### EXERCISE INPUTS
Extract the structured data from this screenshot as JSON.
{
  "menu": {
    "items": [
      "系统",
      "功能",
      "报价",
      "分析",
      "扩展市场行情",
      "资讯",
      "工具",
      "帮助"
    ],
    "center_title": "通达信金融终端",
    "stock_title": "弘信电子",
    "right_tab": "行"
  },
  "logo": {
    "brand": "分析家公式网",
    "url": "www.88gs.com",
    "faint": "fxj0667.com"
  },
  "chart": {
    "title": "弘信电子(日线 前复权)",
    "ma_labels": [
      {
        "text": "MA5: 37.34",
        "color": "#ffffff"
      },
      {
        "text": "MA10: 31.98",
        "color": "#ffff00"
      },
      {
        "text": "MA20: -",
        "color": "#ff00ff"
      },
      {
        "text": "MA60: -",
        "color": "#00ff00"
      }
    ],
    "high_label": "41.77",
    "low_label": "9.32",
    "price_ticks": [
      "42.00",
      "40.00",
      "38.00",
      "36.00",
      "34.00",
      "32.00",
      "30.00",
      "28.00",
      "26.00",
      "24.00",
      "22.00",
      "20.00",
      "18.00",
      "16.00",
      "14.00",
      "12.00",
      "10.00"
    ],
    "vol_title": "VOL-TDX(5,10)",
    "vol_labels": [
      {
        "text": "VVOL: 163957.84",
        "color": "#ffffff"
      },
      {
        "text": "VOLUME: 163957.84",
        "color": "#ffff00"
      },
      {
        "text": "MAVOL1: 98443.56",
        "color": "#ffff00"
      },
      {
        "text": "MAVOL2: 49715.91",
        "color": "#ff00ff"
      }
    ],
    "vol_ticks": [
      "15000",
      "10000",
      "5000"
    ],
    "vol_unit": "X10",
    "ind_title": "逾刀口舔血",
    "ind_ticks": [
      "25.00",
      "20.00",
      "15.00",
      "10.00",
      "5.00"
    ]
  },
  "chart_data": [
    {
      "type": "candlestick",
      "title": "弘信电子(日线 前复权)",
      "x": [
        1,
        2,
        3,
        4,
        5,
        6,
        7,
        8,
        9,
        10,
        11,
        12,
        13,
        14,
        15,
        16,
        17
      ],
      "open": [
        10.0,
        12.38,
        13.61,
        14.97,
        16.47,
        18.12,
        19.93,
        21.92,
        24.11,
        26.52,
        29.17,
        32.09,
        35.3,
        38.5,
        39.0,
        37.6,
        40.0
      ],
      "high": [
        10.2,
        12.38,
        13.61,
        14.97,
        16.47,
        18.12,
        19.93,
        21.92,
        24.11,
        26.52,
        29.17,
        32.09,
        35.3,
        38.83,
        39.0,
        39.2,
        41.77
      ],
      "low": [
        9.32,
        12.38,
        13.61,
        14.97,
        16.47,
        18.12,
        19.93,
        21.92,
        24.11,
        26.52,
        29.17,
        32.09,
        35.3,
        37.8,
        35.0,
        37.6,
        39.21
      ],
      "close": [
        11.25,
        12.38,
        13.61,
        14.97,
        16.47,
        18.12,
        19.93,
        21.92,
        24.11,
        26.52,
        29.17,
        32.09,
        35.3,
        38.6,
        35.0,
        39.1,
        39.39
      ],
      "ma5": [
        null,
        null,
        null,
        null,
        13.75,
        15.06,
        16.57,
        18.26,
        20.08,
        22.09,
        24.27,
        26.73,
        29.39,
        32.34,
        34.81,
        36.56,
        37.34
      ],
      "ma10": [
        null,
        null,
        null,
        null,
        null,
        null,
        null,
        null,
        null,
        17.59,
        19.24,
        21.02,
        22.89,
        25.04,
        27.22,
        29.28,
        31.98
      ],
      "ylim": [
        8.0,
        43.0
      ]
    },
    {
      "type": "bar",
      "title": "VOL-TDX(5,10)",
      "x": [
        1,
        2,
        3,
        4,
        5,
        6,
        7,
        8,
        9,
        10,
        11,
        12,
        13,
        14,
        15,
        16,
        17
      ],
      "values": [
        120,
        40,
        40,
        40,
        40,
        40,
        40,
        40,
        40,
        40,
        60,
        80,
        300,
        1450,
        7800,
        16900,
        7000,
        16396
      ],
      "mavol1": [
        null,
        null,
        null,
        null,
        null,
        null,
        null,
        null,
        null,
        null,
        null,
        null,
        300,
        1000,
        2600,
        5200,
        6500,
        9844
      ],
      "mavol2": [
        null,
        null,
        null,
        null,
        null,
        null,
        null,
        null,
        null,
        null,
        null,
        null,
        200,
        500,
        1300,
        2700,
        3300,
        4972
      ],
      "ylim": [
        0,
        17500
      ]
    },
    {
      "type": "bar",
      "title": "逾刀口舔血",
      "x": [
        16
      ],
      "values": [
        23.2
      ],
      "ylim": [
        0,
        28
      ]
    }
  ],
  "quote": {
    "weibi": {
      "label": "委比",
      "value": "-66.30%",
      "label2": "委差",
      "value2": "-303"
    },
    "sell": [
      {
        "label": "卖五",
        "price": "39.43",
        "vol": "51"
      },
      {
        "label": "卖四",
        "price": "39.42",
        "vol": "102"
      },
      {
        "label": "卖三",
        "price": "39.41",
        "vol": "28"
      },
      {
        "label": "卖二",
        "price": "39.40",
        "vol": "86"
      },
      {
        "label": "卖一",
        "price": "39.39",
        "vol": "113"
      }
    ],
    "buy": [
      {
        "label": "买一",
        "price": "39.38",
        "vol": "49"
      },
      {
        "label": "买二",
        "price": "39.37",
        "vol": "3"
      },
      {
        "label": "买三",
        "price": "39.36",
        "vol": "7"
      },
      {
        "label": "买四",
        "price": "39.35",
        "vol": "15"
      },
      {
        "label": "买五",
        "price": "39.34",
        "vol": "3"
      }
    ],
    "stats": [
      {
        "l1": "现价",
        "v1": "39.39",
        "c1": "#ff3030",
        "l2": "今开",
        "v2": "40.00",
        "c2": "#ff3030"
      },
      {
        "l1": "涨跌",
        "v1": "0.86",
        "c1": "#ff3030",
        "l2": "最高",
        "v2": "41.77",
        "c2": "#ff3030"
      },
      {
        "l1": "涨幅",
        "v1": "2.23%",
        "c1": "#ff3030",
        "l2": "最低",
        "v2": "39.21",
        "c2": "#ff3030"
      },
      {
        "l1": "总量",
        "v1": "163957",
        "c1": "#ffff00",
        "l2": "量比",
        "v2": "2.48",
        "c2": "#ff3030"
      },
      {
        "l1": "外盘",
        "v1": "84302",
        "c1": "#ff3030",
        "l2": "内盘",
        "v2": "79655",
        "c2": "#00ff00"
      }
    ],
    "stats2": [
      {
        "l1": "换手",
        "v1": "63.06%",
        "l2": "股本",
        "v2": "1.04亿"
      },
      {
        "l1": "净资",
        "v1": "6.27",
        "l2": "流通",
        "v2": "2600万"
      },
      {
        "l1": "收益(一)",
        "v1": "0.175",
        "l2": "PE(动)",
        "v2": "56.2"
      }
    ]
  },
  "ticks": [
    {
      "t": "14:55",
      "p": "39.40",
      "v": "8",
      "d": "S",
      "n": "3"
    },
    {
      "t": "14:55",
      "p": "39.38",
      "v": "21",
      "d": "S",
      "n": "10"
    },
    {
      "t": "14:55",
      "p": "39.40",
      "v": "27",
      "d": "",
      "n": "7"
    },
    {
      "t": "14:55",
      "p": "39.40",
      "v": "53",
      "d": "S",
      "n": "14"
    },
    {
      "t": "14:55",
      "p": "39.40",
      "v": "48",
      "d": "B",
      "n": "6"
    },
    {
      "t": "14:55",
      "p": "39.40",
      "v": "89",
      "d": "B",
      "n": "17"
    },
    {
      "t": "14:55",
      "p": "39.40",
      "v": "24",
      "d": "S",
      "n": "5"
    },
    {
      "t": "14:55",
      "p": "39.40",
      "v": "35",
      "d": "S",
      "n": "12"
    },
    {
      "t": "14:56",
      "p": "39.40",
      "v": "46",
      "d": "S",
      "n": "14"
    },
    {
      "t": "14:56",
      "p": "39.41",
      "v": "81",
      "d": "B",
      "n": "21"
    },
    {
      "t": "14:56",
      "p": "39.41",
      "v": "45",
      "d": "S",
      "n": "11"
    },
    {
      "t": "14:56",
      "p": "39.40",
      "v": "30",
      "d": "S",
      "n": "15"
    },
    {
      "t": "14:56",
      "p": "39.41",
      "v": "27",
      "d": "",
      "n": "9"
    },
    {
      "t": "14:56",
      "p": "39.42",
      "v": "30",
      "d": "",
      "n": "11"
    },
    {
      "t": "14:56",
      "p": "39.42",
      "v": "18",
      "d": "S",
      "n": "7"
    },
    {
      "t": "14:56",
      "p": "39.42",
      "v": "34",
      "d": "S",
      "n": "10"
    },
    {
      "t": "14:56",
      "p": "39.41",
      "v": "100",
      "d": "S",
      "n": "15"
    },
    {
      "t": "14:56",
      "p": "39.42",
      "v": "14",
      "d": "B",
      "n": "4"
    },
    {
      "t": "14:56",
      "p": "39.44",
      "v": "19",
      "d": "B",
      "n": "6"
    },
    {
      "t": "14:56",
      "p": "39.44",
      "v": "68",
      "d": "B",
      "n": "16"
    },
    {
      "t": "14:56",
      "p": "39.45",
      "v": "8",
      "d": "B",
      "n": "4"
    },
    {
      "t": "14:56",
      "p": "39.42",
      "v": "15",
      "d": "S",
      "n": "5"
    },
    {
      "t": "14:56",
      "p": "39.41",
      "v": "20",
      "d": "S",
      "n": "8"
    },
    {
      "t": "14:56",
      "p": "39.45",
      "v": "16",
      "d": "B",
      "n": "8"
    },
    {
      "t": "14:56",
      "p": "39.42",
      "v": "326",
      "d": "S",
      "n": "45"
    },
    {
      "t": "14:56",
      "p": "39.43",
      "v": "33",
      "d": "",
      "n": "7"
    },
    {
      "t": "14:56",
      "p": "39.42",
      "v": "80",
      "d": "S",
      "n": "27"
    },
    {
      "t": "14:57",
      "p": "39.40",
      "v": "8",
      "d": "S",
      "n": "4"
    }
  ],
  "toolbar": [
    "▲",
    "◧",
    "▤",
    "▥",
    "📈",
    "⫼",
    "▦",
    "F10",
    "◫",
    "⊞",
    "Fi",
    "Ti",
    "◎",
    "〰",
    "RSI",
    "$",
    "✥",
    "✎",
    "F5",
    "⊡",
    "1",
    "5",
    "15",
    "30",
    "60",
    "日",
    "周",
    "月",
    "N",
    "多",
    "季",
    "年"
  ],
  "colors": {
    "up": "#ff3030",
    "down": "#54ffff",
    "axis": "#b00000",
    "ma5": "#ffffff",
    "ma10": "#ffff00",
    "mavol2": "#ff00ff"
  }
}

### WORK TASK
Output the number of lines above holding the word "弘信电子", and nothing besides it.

### EXPECTED ANSWER
3